As though he saw mouse breaking down, Master stopped the obsessing mouse was doing and told her to relax. He even sent her to bed early one night. He said we'll get there slowly. Just like that mouse felt him pull her back to where he is. He said he should have asked one of his sister in laws to send over a guid of sorts but really that was mouse's fault (although he didn't blame her). There was this arrogance she felt that she could just do this. It'll be easy she thought -- she's done it before, but that was always with the guidance of his mother and never fully on her own. Sure there are resources like books and youtube videos, but getting advice from someone who's done it many time is different. There are plenty of videos but few go into any meaningful detail. Most focus on the spiritual connection they feel with the holiday, which isn't wrong except that mouse needs details.


Roz said...

Hi Mouse, I can totally understand your worry, you will get there and I'm sure it will be perfect. Maybe SIL can still help and give you the information you need?


Anonymous said...

Judaism can be practiced in so many ways. But in the end, it's the meaning not the act.

DelFonte said...

Showing my ignorance here, but how does cleaning at Passover differ from general Spring cleaning? (I once worked as a maid in a hotel, which saved my mother 'teaching' me how to clean)

mostly mouse said...

That is basically what her sister in law (actually both of them) said to mouse recently.

mostly mouse said...

They all did! It was wonderful, one even gave mouse a journal she kept the last few years of what worked and what didn't for her family. It is a valuable resource for mouse.

mostly mouse said...

It is a highly involved process of removing everything from your house that contains or contained flour, yeast and other things. Cabinets must be completely emptied, crumbs removed (and even cabinets that contain canned stuff seem to all have crumbs in them). (mother in law, would take bundles of crumbs, and leave them for the kids to find on the last night of cleaning, when you search for the last remaining with a candle -- so not kidding about that).

Every speck of dust, because that can contain microscopic stuff...Pot and pans must be cleansed in a specific way or removed from the house. Dishes you normally use cannot be used for seder (usually one has a set of dishes used just for that time and everything that goes along with it). Foods are kept totally kosher. Anything non-kosher is removed -- weirdly it can be sold to a non-jew.

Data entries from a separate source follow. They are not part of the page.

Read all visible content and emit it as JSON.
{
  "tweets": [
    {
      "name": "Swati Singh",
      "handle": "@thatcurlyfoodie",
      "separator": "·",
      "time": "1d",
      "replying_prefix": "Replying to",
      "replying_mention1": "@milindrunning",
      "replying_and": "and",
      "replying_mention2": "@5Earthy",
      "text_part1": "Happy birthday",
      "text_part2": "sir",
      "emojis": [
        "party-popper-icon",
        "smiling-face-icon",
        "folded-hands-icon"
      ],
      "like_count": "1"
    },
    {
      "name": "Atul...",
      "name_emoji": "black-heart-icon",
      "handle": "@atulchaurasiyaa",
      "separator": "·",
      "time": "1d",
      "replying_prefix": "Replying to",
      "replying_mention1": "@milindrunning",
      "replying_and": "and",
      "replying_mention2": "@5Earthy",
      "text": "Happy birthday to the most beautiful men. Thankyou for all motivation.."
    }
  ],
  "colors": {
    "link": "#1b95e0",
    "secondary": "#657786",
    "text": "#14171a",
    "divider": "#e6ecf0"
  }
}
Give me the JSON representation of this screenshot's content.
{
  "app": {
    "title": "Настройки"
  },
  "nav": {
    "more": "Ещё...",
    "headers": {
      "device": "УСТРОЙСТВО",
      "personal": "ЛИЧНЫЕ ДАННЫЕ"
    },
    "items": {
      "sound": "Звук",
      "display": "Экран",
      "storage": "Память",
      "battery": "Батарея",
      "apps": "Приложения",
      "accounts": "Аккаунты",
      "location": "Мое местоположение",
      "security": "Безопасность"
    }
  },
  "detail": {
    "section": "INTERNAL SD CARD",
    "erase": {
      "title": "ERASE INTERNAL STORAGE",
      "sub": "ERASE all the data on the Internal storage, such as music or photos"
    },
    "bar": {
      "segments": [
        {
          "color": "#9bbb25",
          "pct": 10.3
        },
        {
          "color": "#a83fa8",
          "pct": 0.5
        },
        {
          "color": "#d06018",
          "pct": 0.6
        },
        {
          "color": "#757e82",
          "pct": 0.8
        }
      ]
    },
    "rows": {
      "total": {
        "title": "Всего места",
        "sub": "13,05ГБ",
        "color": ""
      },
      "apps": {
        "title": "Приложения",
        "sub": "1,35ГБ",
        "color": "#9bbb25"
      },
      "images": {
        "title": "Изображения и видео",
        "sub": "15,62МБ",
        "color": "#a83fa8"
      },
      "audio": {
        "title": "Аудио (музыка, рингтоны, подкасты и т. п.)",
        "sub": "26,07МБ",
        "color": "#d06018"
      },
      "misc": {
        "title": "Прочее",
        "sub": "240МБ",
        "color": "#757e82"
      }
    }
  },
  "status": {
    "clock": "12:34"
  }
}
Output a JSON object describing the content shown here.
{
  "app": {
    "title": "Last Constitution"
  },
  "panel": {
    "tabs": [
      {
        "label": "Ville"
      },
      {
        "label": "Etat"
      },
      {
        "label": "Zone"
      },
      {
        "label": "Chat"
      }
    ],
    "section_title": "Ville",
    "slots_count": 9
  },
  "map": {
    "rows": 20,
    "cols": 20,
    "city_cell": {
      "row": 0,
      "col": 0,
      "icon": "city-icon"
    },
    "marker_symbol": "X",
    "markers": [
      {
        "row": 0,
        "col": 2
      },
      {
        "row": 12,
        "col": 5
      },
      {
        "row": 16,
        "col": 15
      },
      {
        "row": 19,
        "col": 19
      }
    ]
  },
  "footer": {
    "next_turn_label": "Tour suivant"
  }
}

If you store items, sister in law said you cannot have access to it. So if you store those items in a seldom used closet, the closet door cannot be opened during passover at all.

But in the end the house is very there's that.